The breed is very old, and occurred as a natural adaptation to the cold climate of the region, but it was not regarded as anything other than a standard house-cat until the late 1930s, when a small number of ‘Skaukatts’ were shown in Germany and received very favourably by the judges. World War II brought an abrupt end to the fledgling Norwegian show cat industry, and the breed was forgotten until the 1970s.
The cats are now being bred and shown in several countries including the United States. The first international association to accept the breed was FIFe, in 1977. They are rumored to be the early ancestors of the Maine Coon and the long-haired Manx. Like Maine Coons, Norwegian Forest Cats are an intelligent, robust and playful breed. They like the outdoors, are well suited to cold conditions and are great hunters. Despite their great affection for the outdoors, however, they also enjoy the company of humans and other pets and will sometimes go looking for company if left alone by their owners. They are not easily stressed and are quite patient, which makes them great for a family with children. They appreciate high vantage points and enjoy climbing trees, or, if they are indoor cats, climbing on appliances, bookshelves and other elevated surfaces in the home.

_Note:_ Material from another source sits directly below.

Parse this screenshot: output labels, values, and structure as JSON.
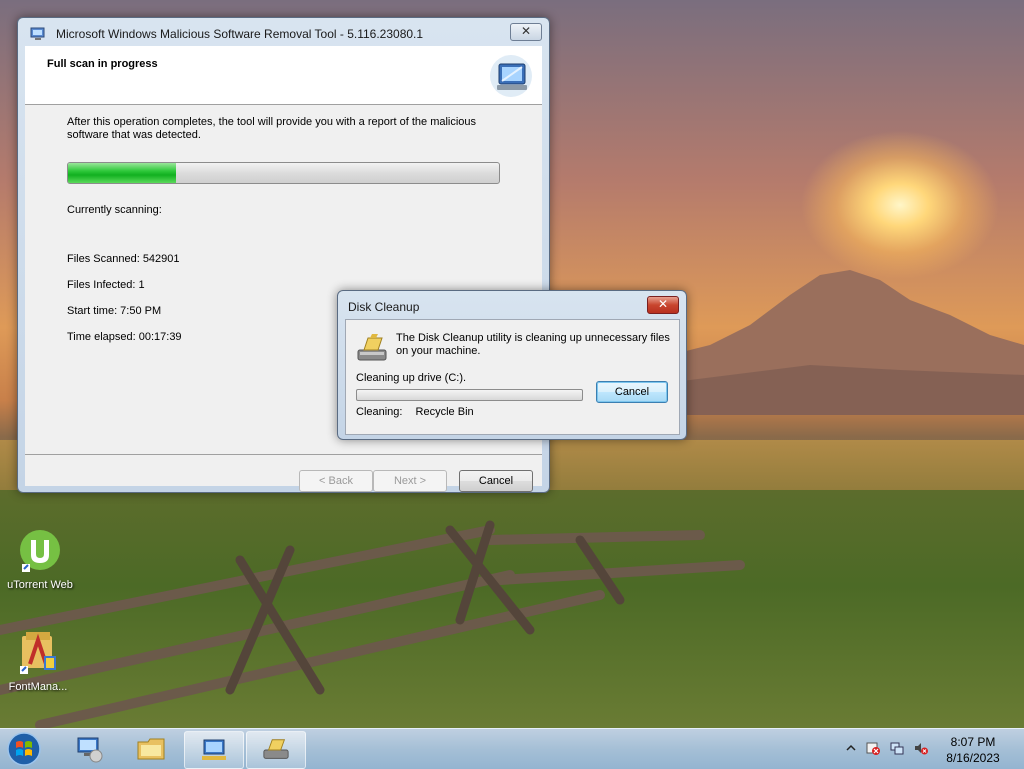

Norwegian Forest Cats have a thick fluffy double-layered coat, tufted ears and a long bushy tail to protect them against the cold. Their coat is essentially waterproof due to its coarse outer layer and dense underlay. They are very large cats with adult males weighing 6 to 10 kg (13 to 22 lb), while females are approximately half that size. Their hind legs are longer than their front legs. They are very intelligent, playful cats that enjoy human company. The nickname of “Wegie” began in the United States and is a shortened version of the word Norwegian.
Norwegian Forest Cat Website